He says the bigger ideas that sports like football represent run counter to modern social values: “We’re much more conscious, basically, of things like bullying and intimidation and making sure we don’t prioritize masculine values or feminine values,” he says. “And yet that’s kind of part of sports, that happens in sports all the time. I don’t know if this continues how sports will exist in culture.”

But even with displaced ideas about masculinity, “toughness” and competition, football has a core issue that all Christians who support the game must reckon with: It is, at its very core, a game of violence.

“The Bible affirms that human bodies are good and that they belong to the Lord (1 Corinthians 6: 12-20),” White says. “If the moral meaning given to our bodies starts and ends with God, then perhaps we need to call a timeout on these trespasses against bodily dignity, and we need to consider carefully whether we rationalize a form of entertainment that devalues human bodies.”

Feasel references 1 Corinthians 6 as well, saying that our bodies are “temples” of the Holy Spirit, and questions if we should be doing things to hurt them.

“It would be a conflict of interest for me being a Christian to say, ‘I’m going to go out on the field and I’m going to put another nail my coffin,’” she says.

Nowinski—as well as many others in the field—agrees that “the most important change for all of football to improve football player health is to eliminate tackle football for children.”

But when it comes to the NFL—where players are making millions of dollars and are given a massive platform—the line becomes more blurry for many people. “Ethically, adults can choose to play a dangerous game if they want to,” he says.

For both Feasel and Nowinski though, it’s important that everyone involved truly understands the stakes. “If Grant were here today, he would be saying, ‘Please parents, look at the evidence,’” she says.

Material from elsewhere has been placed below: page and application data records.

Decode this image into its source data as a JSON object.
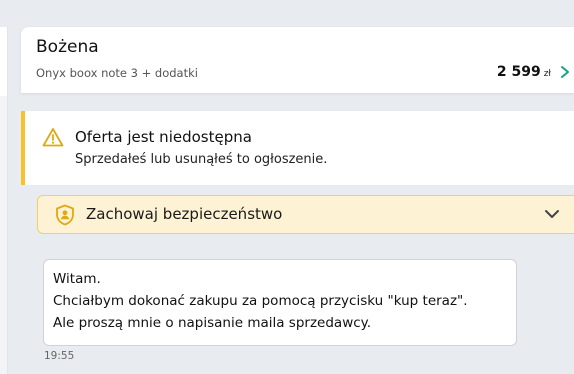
{
  "header": {
    "name": "Bożena",
    "listing": "Onyx boox note 3 + dodatki",
    "price": "2 599",
    "currency": "zł",
    "chevron_icon": "chevron-right-icon",
    "accent_color": "#14a58a"
  },
  "notice": {
    "title": "Oferta jest niedostępna",
    "text": "Sprzedałeś lub usunąłeś to ogłoszenie.",
    "icon": "warning-triangle-icon",
    "accent_color": "#f5c22b"
  },
  "safety_banner": {
    "label": "Zachowaj bezpieczeństwo",
    "icon": "shield-person-icon",
    "toggle_icon": "chevron-down-icon",
    "background_color": "#fdf3d4"
  },
  "messages": [
    {
      "lines": [
        "Witam.",
        "Chciałbym dokonać zakupu za pomocą przycisku \"kup teraz\".",
        "Ale proszą mnie o napisanie maila sprzedawcy."
      ],
      "time": "19:55"
    }
  ]
}
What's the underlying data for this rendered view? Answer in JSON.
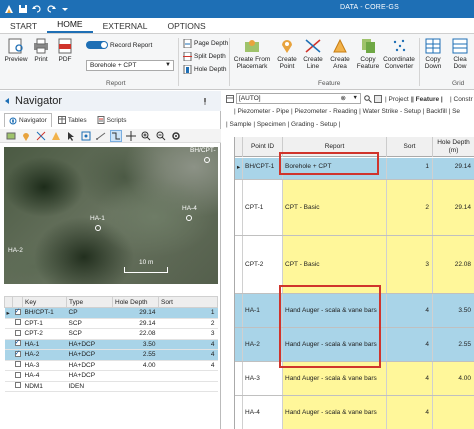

Now that the Players Association and the media are doing more to expose the dangers of CTE, Nowinski is beginning to see an impact within the league.

“It’s been interesting this fall to see reporters interviewing NFL players about how much they’re following CTE, and how much they’re understanding,” he says. “Some are choosing to keep their head in the sand so they don’t have to worry about long-term consequences. They’re out there playing a risky sport, and other ones are having those conversations with their wives or are even talking about walking away from the game … I think at that level, you want players to have informed consent, and you want them to know what the right choice is to make.”

That choice isn’t just one players who participate in the game have to make. It’s also one fans—especially Christians—must reckon with as they decide how and if they are going to support America’s most dangerous game.